It’s time to set the record straight: feeling the sting of a shot before the start of flu season isn't always a bad thing. Early is better than not at all.

But there's a balancing act to consider.

“You don’t want to get (a flu shot) too early, so that you lose your immunity by the time you really need it,” says registered nurse Nancy Epps.

We got a second opinion, and Dr. Perez with OPES Health in Tampa agreed that waiting can be the best move.

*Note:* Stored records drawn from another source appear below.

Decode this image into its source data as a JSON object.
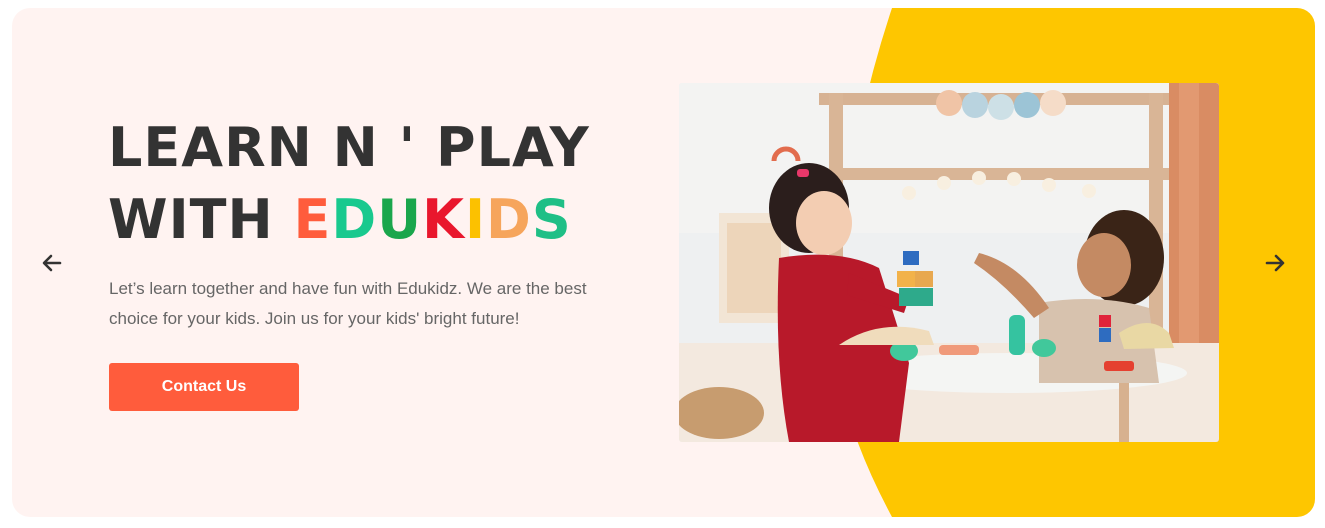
{
  "hero": {
    "title_line1": "LEARN N ' PLAY",
    "title_line2_prefix": "WITH",
    "brand_letters": [
      {
        "char": "E",
        "color": "#ff5c3c"
      },
      {
        "char": "D",
        "color": "#19c98e"
      },
      {
        "char": "U",
        "color": "#1aa64c"
      },
      {
        "char": "K",
        "color": "#e9172d"
      },
      {
        "char": "I",
        "color": "#fcc100"
      },
      {
        "char": "D",
        "color": "#f6a55c"
      },
      {
        "char": "S",
        "color": "#1fbf86"
      }
    ],
    "description": "Let’s learn together and have fun with Edukidz. We are the best choice for your kids. Join us for your kids' bright future!",
    "cta_label": "Contact Us",
    "prev_icon": "arrow-left-icon",
    "next_icon": "arrow-right-icon"
  },
  "colors": {
    "background": "#fff3f1",
    "accent_yellow": "#fec600",
    "cta": "#ff5c3c",
    "title": "#333333",
    "text": "#666666"
  }
}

When asked if getting a flu shot early in the season to get it out of the way was wise, Perez said "No!"

Since flu season peaks in January, February and most shots last six to eight months, local doctors say October and November are the recommended time to get those vaccines.

That way the protection is more likely to last until the end of flu season, which according to the Centers for Disease Control usually ends on Mar. 31.

Tampa General Hospital says they receive their new batch of flu shots in August, but don’t distribute them until October.

“Get your flu shots before the holidays, before Thanksgiving,” says Epps.

FluMist nasal spray is not being recommended for use during this flu season because of concerns about its effectiveness, according to the CDC.

Health experts say the flu shot is the best option to vaccinate against the virus.